Friday, 28 October 2016
Blitzed: Drugs in Nazi Germany by Norman Ohler Review
Nowhere were the 1920s more roaring than in Berlin - cocaine and morphine were available over the counter and cheaper than alcohol, and everyone was escaping reality, particularly since life in the Weimar Republic, with its mass unemployment and hyperinflation, was such a nightmare! Then these drugs started to be outlawed for obvious reasons (physical/mental health damage, addiction, death, etc.) and the Nazis came to power in 1933, supposedly ushering in an era of abstinence and sobriety, mirroring their Fuhrer, Adolf Hitler.
In Blitzed: Drugs in Nazi Germany, Norman Ohler reveals the shocking extent with which the Third Reich was riddled with hardcore drugs, from Hitler to the ordinary German hausfrau, and what a major factor certain drugs like Pervitin, played in the war.

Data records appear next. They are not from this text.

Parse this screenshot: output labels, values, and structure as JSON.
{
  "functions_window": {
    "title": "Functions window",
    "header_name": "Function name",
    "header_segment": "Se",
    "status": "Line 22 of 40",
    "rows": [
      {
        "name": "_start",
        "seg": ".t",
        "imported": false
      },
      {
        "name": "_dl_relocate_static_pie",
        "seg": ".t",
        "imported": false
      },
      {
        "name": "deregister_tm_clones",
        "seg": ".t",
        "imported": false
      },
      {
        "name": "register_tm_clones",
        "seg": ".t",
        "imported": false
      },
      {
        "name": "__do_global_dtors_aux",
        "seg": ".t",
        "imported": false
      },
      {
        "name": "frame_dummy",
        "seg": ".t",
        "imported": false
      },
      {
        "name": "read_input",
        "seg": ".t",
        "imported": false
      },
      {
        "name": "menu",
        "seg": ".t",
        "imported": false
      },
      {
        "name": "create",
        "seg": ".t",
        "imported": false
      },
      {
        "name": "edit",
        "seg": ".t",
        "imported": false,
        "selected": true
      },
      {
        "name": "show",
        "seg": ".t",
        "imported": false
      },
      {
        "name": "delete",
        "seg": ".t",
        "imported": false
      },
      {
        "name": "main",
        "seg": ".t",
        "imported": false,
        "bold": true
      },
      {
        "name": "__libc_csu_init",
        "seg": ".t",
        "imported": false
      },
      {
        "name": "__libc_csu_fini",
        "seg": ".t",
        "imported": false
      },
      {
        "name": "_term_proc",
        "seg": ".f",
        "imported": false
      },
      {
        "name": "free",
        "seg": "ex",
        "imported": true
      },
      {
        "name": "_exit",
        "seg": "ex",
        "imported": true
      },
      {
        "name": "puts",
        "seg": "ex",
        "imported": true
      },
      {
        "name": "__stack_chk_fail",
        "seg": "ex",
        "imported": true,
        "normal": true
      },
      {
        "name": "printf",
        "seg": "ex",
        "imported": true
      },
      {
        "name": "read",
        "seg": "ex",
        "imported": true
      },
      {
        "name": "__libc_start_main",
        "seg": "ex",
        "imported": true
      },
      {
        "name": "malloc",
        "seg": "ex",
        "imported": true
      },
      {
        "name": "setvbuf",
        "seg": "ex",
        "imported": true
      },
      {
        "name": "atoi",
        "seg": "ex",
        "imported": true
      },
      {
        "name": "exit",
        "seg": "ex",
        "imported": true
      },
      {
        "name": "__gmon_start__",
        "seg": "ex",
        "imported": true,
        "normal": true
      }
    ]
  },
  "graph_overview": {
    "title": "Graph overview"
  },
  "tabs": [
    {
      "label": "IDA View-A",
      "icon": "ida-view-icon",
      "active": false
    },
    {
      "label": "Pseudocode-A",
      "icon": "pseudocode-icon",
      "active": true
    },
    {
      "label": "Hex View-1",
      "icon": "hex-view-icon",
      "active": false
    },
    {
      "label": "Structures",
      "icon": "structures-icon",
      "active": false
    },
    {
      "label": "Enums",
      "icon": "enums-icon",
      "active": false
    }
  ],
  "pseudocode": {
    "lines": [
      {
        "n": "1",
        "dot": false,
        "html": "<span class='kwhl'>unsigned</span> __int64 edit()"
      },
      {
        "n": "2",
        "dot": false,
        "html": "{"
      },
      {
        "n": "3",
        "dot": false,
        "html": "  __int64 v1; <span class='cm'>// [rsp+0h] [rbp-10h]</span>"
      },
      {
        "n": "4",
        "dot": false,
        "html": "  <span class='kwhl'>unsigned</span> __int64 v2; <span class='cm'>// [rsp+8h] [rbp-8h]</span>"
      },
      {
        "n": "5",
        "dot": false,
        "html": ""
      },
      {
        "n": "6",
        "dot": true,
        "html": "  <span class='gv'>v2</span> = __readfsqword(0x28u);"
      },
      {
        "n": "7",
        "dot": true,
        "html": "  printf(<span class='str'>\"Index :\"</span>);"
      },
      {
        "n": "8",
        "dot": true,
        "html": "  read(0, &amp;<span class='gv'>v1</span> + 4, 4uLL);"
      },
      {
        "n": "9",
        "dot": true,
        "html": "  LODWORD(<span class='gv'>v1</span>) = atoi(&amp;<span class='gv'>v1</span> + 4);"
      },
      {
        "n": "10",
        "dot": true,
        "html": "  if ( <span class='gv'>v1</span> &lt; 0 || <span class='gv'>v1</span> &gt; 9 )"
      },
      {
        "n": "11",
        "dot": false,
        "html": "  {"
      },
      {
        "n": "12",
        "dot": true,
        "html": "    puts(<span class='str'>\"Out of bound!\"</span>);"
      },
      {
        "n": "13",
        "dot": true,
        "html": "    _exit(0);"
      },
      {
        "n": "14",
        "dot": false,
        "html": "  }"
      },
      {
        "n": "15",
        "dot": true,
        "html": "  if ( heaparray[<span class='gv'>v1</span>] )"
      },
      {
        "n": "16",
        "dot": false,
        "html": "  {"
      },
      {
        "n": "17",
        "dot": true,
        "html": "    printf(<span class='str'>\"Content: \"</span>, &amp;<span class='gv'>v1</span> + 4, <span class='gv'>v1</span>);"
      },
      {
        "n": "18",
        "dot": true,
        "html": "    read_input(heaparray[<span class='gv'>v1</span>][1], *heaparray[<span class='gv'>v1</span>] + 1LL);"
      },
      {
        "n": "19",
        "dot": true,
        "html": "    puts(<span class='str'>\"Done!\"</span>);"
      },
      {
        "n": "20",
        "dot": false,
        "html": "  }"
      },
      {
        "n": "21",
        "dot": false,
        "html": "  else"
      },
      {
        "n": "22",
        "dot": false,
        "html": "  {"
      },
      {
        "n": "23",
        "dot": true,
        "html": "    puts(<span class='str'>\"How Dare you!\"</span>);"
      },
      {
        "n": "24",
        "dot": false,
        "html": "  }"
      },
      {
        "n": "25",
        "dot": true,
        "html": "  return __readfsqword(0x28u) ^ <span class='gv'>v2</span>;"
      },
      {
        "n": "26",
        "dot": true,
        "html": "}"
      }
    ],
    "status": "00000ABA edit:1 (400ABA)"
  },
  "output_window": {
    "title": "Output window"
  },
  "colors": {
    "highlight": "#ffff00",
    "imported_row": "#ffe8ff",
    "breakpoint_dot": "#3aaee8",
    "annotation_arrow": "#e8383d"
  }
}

Pervitin - or crystal meth as it’s known today - was seen as a performance enhancer, to help you become more productive and overcome fatigue. Two tablets would keep you wired for 48 hours, which proved enormously useful once war broke out and the Wehrmacht began advancing on France. German soldiers kept popping Pervitin and went days without sleep, marching endlessly round the clock towards Paris. Ohler doesn’t claim Pervitin was behind Blitzkrieg’s success but the implication is there - it certainly seemed to help a great deal and it would explain the speed with which the Germans conquered France.
The most fascinating part of the book is Hitler and his escalating drug use thanks in large part to his enabler/private doctor, Theodor Morell. Hitler went from vegetarian teetotaller at the start of the war to full-blown junkie at the end who was having 8 to 10 injections and 120 to 150 tablets a week! The list of drugs he was on is incredible - cocaine, morphine, strychnine, Pervitin, meth, and Eukodal (a more powerful strain of heroin), to name just a few! He was also being injected with all manner of bizarre concoctions derived from animal parts - hardly vegetarian!
Hitler’s “treatments” began in 1941 which is coincidentally when the war started to go south for the Nazis. After the surprising triumph of Blitzkrieg - which he had no part in and was as astounded as the Allies - Hitler demanded he have full control of the armed forces and his decisions may not have been improved by making them on a cocktail of Class A drugs! Morell may have inadvertently helped the Allies by turning Hitler into a drug addict and destroying his health. Again, Ohler isn’t foolish enough to make drugs the singular cause for the major turning points of the war but he does make a very strong case for their importance when considering them.
The book is filled with remarkable stories. One of the most memorable is the creation of the Neger combat vessels, one-man U-boats which were intended to be hit-and-run attackers and which turned out to be little more than metal coffins for most of their German pilots, who’re still at the bottom of the sea. Some of the survivors almost went mad from chewing cocaine gum and popping meth pills to stay awake for 10 days in a row in order to navigate their near-useless subs in the underwater blackness! It was an insane plan only the desperate and strung-out could’ve come up with!
Norman Ohler’s Blitzed isn’t just a meticulously researched and informative read but also utterly compelling, written in an accessible style with a novelist’s eye for pacing. More than that, it’s an important book that will undoubtedly change the way historians and the public view Hitler, the Third Reich and the Second World War going forward. An absolutely outstanding and first-rate book, Blitzed is a must-read for anyone interested in learning about the sensational and little-reported-on druggie underside of the Nazis.